Citing PatentFiling datePublication dateApplicantTitle
US7768161 *Mar 15, 2006Aug 3, 2010SilmachMethod and device for moving an element to be driven using an actuating element formed by etching in a semiconductor material
US8666218 *Mar 2, 2010Mar 4, 2014Agiltron, Inc.Compact thermal actuated variable optical attenuator
US20080150391 *Mar 15, 2006Jun 26, 2008SilmachMethod and Device for Moving an Element to Be Driven Using an Actuating Element Formed by Etching in a Semiconductor Material
US20110217018 *Mar 2, 2010Sep 8, 2011Agiltron Inc.Compact thermal actuated variable optical attenuator
Classifications
U.S. Classification310/306, 310/300
International ClassificationH02N10/00
Cooperative ClassificationF03G7/06
European ClassificationF03G7/06
Legal Events
DateCodeEventDescription
Mar 14, 2007ASAssignment
Owner name: THE UNITED STATES OF AMERICA AS REPRESENTED BY THE
Free format text: ASSIGNMENT OF ASSIGNORS INTEREST;ASSIGNORS:JEAN, DANIEL;CHEN, EZRA;REEL/FRAME:019013/0207
Effective date: 20070116
Mar 11, 2013REMIMaintenance fee reminder mailed
Jul 28, 2013LAPSLapse for failure to pay maintenance fees
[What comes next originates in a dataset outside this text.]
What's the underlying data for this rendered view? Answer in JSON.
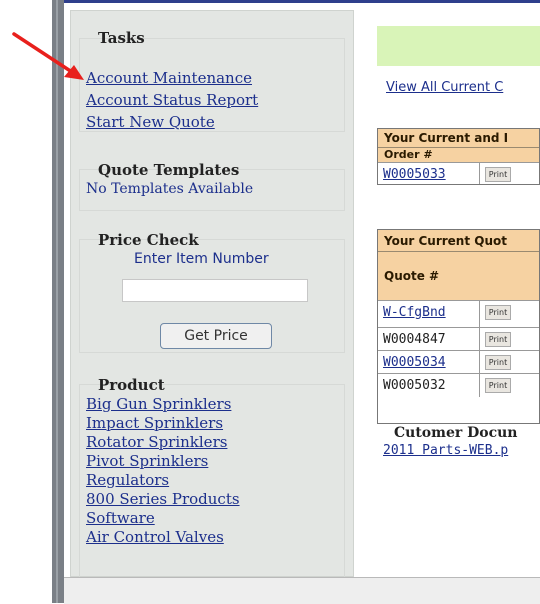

Sep 17, 2013FPExpired due to failure to pay maintenance fee
Effective date: 20130728